━━━━━ Extracted information ━━━━━

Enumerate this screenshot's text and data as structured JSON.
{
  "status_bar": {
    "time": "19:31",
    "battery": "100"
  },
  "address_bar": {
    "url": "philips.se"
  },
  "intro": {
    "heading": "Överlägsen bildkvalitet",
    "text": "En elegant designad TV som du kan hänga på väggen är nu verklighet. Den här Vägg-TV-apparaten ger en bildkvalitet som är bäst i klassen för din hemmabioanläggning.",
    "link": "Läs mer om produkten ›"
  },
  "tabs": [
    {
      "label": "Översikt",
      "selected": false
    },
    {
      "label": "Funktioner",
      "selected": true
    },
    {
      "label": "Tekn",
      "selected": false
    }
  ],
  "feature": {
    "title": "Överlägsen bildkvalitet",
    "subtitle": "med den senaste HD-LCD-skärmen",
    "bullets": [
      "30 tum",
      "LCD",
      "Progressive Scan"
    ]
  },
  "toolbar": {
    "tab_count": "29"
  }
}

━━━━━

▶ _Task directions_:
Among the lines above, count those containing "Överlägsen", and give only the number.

▶ _Exercise output_:
2